* [TASK STATEMENT]: Copy out each line of the data that contains "wasn".

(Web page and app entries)
-- Opening Marker --
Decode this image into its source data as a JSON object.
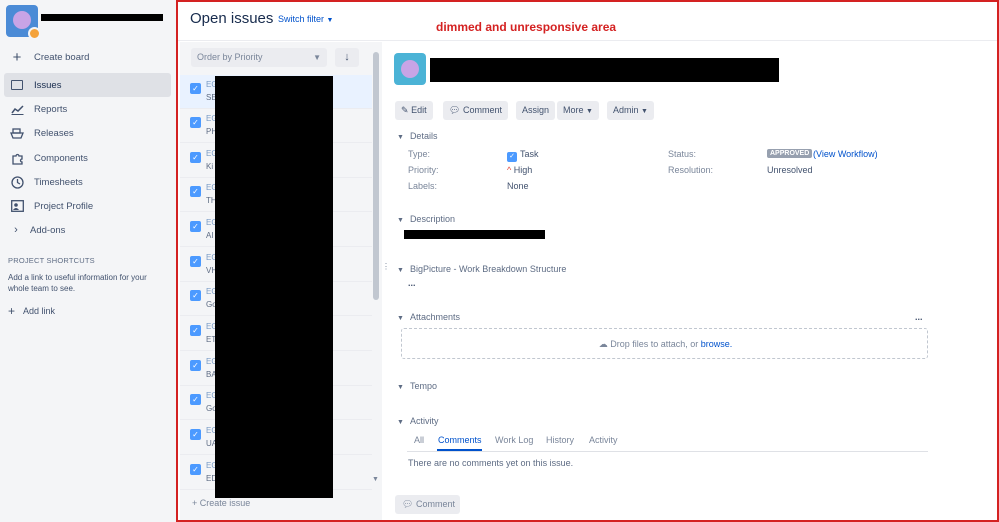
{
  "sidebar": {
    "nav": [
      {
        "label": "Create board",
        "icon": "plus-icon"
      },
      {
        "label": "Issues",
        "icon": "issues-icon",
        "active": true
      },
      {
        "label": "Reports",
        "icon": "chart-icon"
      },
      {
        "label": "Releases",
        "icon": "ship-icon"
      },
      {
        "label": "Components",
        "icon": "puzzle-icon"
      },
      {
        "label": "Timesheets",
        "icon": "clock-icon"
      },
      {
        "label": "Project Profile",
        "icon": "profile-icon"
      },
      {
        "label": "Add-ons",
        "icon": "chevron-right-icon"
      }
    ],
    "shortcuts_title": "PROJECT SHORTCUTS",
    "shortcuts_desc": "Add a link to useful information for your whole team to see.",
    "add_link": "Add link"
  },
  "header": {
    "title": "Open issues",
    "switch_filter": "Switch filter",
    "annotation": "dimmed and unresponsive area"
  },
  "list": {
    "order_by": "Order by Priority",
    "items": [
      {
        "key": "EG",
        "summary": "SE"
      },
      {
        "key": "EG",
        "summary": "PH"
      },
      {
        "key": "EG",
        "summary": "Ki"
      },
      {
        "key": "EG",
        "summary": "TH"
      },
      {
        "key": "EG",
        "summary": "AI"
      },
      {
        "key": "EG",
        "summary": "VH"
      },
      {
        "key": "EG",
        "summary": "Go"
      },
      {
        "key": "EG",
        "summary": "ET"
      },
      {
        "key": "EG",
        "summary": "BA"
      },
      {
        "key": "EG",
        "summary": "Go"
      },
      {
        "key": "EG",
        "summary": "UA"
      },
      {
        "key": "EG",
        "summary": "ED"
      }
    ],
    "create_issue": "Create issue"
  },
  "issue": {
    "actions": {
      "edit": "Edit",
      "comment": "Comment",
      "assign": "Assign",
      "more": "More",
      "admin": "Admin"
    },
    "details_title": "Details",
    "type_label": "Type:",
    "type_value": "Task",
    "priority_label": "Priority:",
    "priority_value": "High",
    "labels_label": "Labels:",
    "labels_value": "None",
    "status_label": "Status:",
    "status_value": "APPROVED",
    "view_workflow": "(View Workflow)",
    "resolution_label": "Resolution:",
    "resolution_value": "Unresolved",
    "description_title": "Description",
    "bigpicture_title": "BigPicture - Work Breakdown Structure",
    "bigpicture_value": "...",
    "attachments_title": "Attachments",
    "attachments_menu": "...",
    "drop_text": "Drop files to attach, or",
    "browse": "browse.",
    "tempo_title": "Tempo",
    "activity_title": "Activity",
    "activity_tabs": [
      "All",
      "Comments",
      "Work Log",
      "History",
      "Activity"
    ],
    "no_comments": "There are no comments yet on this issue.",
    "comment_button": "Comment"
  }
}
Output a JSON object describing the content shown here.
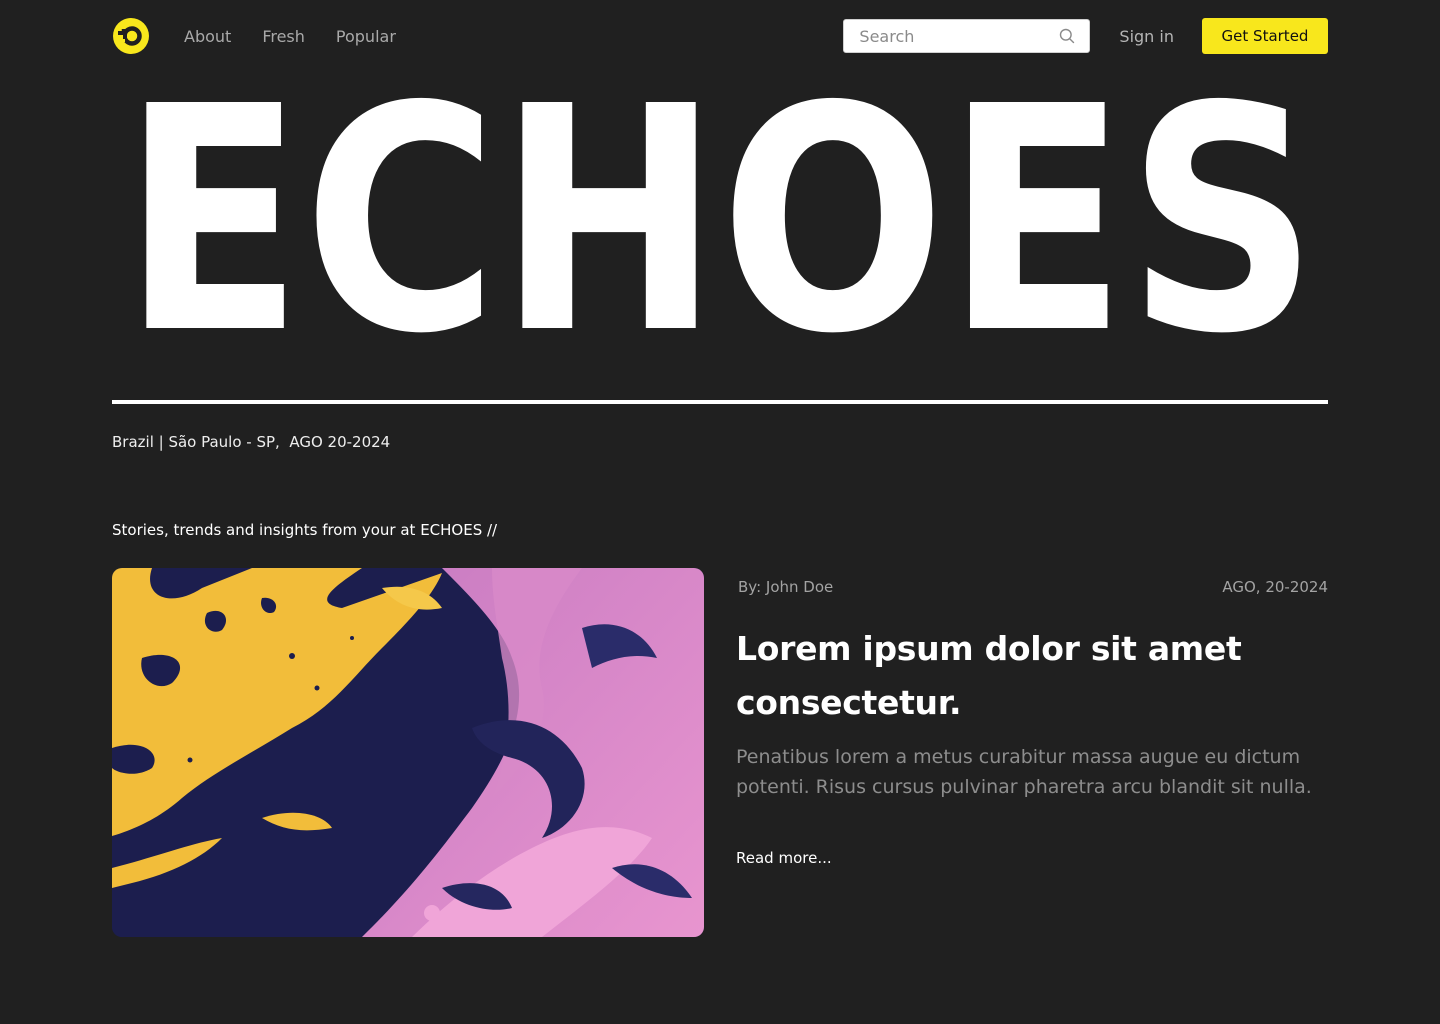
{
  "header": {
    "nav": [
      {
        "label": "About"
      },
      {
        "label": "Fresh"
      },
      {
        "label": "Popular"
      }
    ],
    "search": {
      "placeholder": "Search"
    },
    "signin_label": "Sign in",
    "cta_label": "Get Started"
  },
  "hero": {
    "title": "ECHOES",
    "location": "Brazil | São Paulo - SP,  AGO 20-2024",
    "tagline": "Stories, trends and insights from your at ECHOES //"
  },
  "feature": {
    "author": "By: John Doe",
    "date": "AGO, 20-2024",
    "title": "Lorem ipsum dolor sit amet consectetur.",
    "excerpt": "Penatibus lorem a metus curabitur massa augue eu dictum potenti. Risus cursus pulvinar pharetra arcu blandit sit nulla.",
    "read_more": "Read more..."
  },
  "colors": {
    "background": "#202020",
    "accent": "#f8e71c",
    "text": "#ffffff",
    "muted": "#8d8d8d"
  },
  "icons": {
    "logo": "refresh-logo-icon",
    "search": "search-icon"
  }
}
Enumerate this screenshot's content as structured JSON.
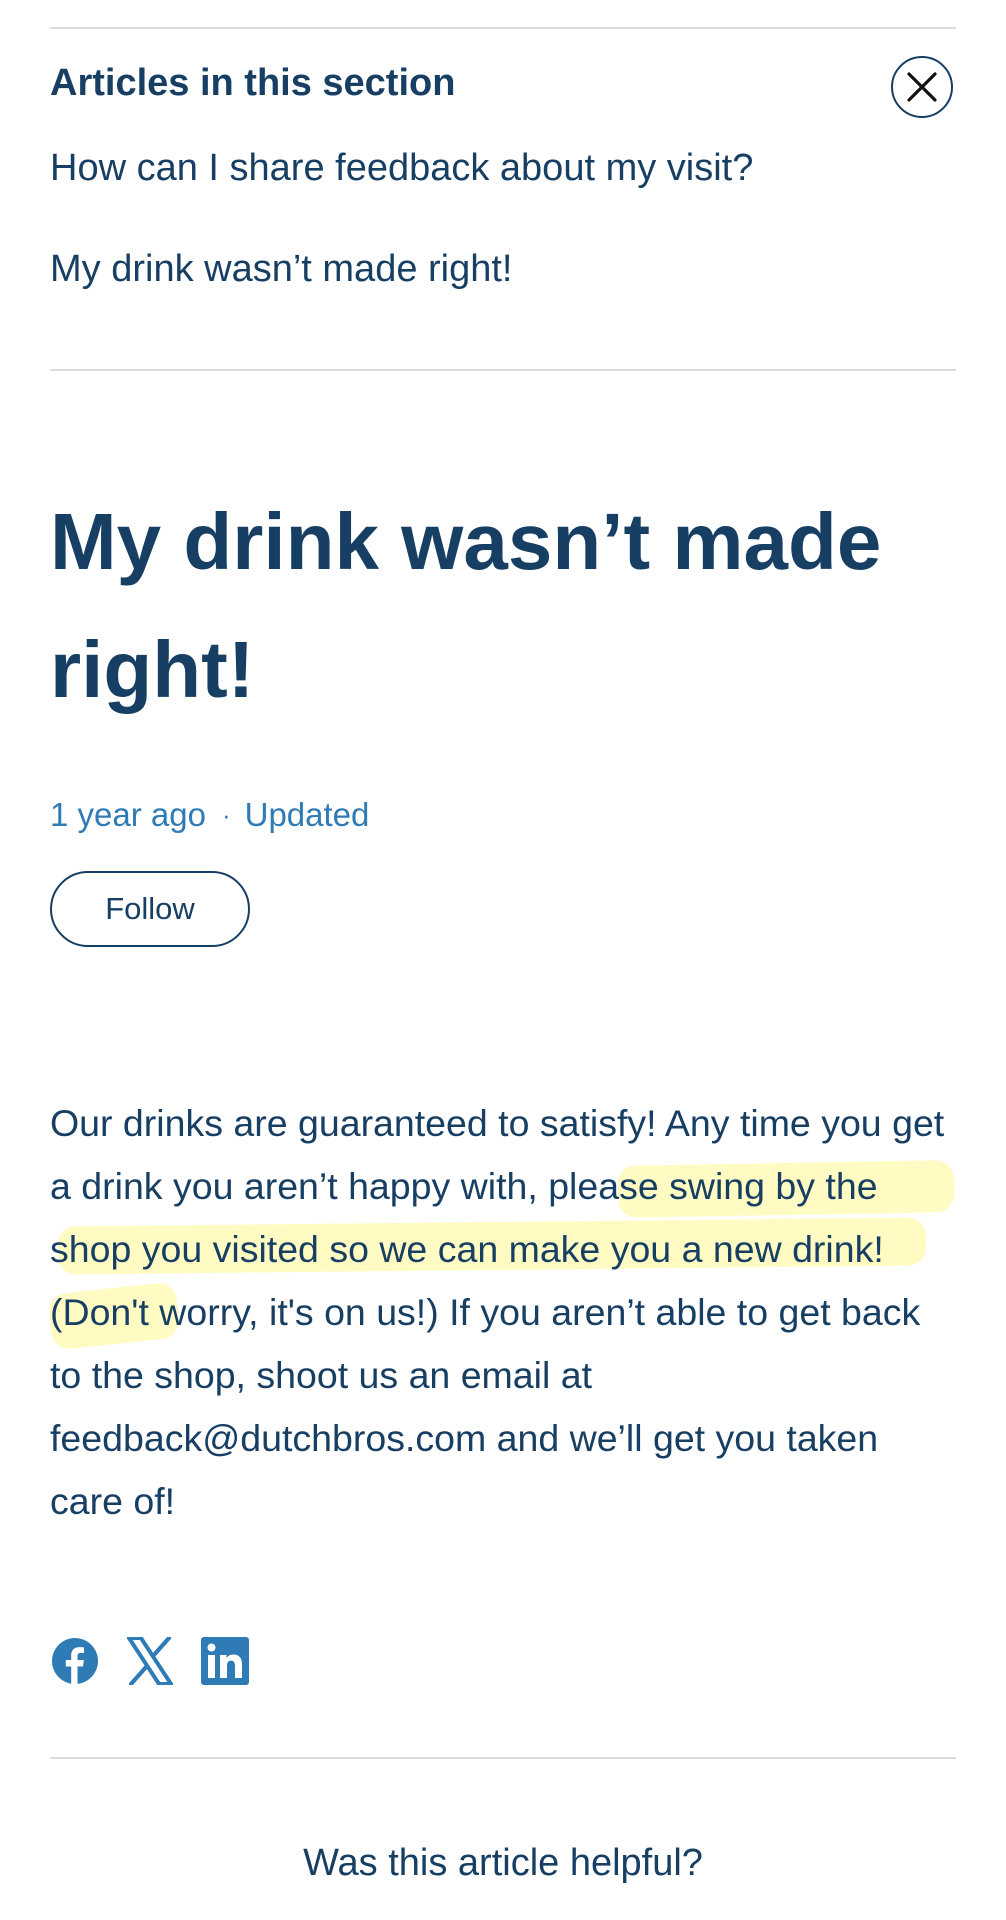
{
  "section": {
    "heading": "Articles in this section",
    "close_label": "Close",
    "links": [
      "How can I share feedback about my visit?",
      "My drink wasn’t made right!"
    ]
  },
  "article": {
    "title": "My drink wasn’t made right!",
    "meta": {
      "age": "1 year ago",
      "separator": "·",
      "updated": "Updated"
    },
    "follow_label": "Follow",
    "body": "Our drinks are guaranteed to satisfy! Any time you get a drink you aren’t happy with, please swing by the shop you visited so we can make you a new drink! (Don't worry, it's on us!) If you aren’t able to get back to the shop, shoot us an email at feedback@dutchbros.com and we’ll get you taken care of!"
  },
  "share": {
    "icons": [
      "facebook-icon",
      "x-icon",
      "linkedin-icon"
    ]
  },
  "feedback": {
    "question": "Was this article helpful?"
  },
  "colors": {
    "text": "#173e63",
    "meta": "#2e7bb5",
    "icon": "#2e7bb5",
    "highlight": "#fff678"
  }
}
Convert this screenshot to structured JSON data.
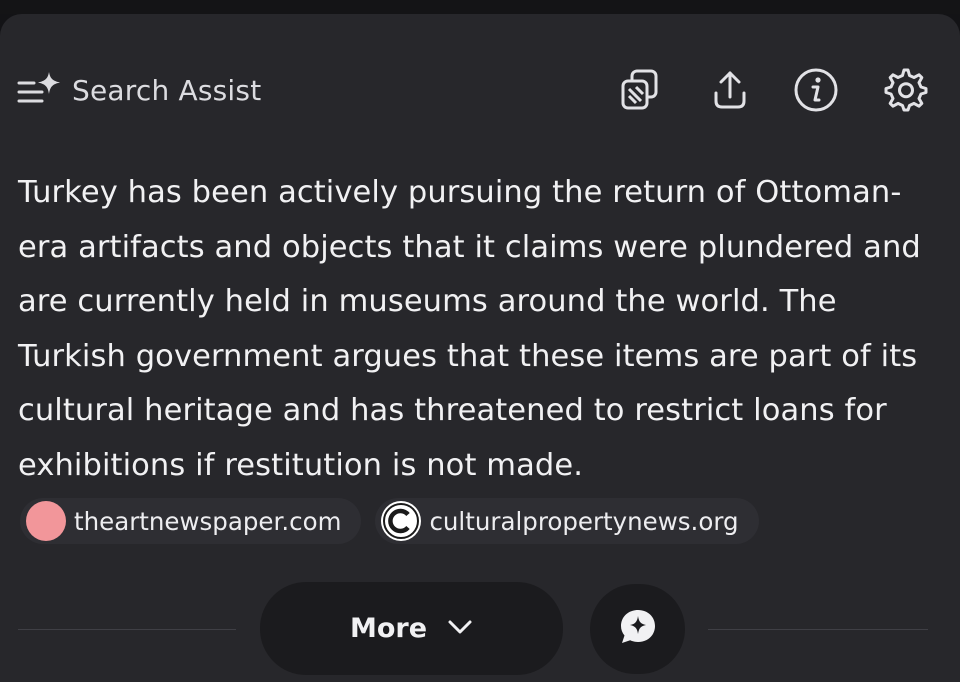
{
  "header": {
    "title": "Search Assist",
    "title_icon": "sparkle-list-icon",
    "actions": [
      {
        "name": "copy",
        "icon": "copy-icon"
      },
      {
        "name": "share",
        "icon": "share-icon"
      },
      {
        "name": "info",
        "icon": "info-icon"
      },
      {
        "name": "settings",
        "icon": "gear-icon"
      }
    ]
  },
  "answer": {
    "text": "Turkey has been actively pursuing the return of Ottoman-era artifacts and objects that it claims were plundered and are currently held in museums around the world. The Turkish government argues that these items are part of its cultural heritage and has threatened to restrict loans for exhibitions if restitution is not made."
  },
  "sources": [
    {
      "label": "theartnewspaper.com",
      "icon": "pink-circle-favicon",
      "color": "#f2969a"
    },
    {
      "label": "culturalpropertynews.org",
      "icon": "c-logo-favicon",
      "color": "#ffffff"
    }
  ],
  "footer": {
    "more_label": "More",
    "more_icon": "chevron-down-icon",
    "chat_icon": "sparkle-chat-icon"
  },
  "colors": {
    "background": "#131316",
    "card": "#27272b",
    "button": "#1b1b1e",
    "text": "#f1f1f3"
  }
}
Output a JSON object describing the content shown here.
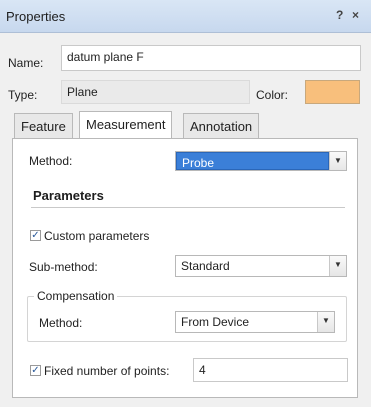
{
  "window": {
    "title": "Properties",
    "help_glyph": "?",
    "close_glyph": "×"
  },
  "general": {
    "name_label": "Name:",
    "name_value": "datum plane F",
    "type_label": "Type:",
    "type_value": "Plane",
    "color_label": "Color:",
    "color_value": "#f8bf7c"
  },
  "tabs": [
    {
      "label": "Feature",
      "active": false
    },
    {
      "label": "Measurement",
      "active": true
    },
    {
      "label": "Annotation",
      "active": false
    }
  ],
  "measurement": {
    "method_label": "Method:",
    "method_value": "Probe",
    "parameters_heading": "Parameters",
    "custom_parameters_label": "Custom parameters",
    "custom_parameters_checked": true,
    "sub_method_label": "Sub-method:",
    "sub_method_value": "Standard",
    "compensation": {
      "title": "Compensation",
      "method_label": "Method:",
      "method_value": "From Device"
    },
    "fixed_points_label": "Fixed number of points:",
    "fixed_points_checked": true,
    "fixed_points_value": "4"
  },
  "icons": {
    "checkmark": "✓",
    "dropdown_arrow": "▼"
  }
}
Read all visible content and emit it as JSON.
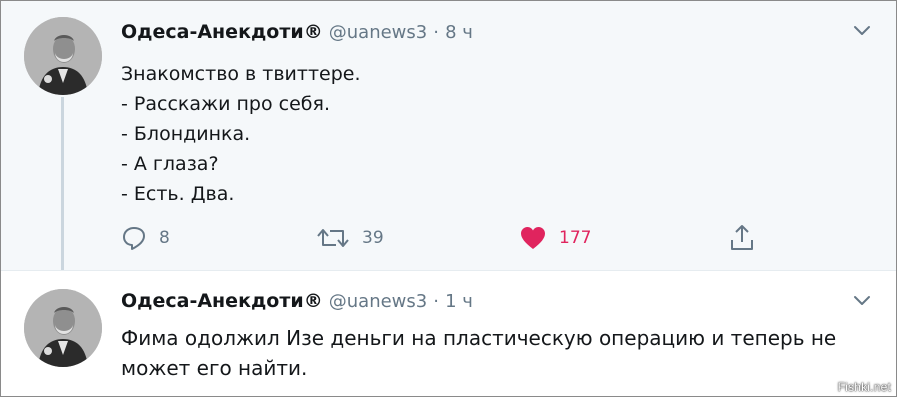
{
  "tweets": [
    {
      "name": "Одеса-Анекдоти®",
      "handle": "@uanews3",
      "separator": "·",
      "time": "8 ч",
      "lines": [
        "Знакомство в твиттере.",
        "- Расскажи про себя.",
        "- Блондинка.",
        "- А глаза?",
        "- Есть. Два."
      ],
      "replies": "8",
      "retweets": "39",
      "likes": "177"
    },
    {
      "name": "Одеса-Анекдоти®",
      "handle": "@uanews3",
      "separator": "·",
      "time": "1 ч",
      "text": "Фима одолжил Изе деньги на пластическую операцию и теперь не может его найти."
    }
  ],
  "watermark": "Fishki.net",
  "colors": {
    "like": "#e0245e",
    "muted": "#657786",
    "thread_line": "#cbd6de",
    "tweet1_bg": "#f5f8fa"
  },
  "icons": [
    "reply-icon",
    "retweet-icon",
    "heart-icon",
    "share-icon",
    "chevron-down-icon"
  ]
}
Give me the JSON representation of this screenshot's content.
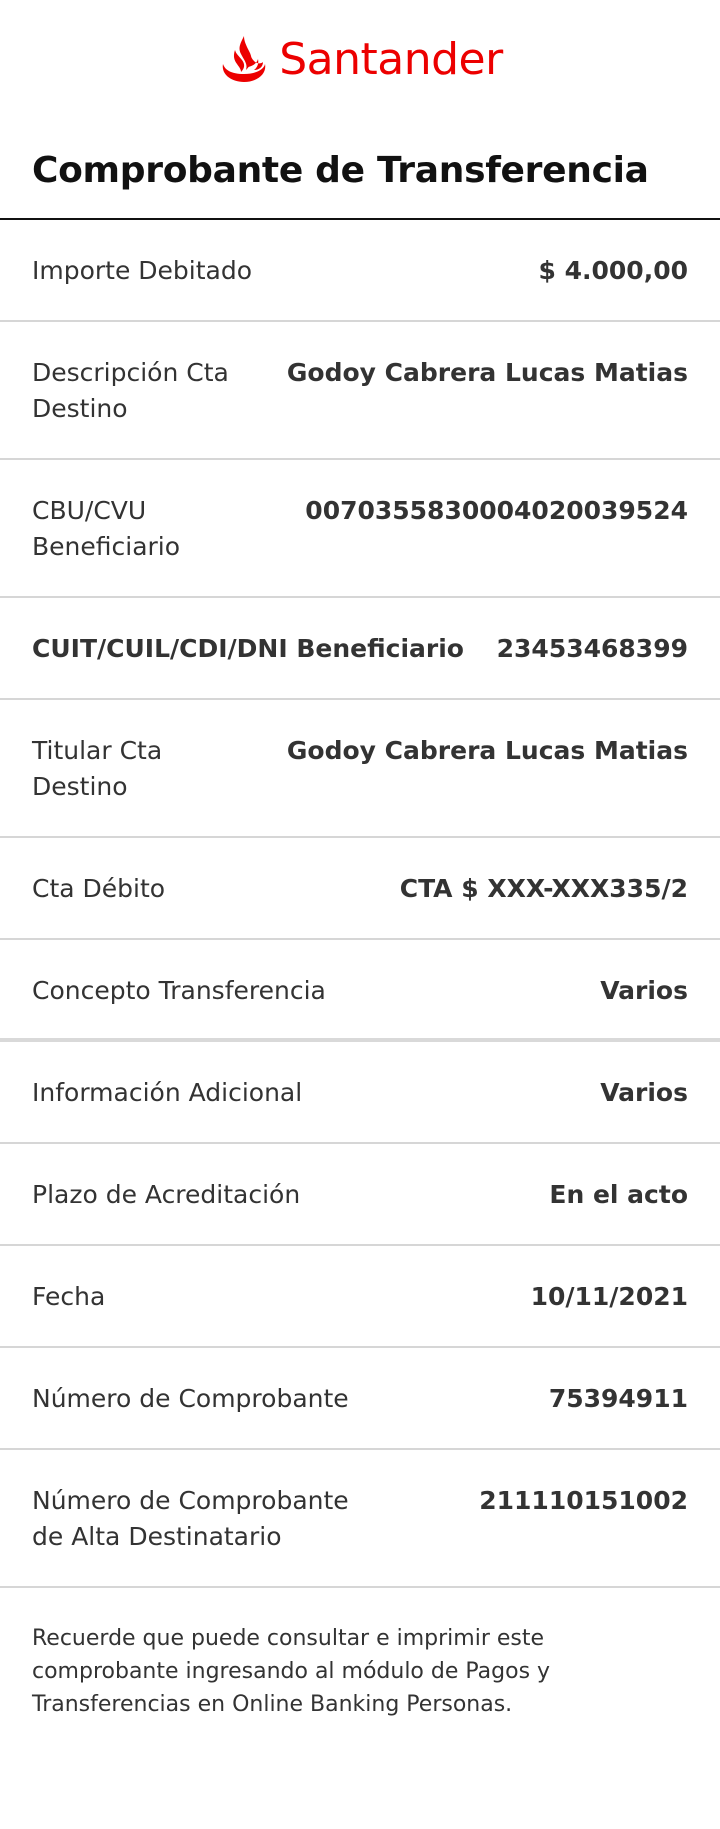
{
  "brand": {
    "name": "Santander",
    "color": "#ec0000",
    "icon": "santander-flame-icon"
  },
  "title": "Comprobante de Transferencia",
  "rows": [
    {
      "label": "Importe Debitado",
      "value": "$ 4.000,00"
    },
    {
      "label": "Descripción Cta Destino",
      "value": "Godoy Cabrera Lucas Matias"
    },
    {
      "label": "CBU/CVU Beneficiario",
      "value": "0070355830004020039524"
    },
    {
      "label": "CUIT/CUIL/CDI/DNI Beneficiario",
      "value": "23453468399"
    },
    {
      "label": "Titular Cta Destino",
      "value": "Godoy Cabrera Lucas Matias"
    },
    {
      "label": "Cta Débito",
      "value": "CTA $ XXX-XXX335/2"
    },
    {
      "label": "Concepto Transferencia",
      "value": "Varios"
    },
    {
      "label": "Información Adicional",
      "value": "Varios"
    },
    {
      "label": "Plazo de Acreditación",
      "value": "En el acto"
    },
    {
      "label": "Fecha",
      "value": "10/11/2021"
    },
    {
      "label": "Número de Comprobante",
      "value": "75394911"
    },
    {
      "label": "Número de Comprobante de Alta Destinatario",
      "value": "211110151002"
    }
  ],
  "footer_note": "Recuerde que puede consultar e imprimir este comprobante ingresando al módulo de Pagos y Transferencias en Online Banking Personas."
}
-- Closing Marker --
* [EXERCISE RESPONSE]:
      "My drink wasn’t made right!"
    "title": "My drink wasn’t made right!",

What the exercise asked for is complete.